### TASK DETAILS:
For the listing beneath, state how many lines contain the string "TANIA". Give the number by itself.

[Start of section]

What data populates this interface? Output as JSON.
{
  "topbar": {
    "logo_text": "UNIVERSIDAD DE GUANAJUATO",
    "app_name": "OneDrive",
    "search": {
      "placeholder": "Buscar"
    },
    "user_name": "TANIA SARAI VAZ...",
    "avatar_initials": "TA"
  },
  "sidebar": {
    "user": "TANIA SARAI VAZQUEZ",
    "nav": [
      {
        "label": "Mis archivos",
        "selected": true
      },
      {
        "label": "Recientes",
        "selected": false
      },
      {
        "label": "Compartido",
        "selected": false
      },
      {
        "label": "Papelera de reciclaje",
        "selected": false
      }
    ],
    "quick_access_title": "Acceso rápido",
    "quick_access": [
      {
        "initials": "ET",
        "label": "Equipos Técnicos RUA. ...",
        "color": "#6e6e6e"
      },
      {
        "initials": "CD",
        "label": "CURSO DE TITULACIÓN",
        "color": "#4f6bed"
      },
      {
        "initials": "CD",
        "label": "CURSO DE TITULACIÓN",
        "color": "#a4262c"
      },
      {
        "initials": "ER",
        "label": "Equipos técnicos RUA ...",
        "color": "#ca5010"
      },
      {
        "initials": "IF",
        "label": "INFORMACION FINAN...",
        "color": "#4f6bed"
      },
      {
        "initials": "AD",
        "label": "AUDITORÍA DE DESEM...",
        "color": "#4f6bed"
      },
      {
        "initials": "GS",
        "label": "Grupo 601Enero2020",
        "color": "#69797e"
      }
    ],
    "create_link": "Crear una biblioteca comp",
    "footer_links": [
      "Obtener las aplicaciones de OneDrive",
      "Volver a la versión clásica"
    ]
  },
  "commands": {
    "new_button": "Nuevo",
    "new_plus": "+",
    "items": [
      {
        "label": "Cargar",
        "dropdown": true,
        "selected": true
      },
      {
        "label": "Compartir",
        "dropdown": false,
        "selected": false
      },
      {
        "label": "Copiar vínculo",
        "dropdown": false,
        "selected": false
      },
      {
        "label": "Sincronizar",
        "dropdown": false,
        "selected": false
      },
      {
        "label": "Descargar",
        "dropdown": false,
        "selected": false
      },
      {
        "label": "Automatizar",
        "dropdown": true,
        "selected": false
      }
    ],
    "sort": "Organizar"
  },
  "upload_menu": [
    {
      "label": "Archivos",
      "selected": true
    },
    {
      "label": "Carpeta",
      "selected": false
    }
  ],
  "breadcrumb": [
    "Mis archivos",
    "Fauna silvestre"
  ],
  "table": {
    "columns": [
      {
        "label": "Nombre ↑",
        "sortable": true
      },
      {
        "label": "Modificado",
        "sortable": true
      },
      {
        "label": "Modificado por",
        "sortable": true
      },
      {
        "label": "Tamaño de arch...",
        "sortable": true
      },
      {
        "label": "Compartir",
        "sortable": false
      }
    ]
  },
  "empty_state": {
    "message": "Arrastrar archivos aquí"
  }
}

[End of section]

### SOLUTION TO THIS PROBLEM:
2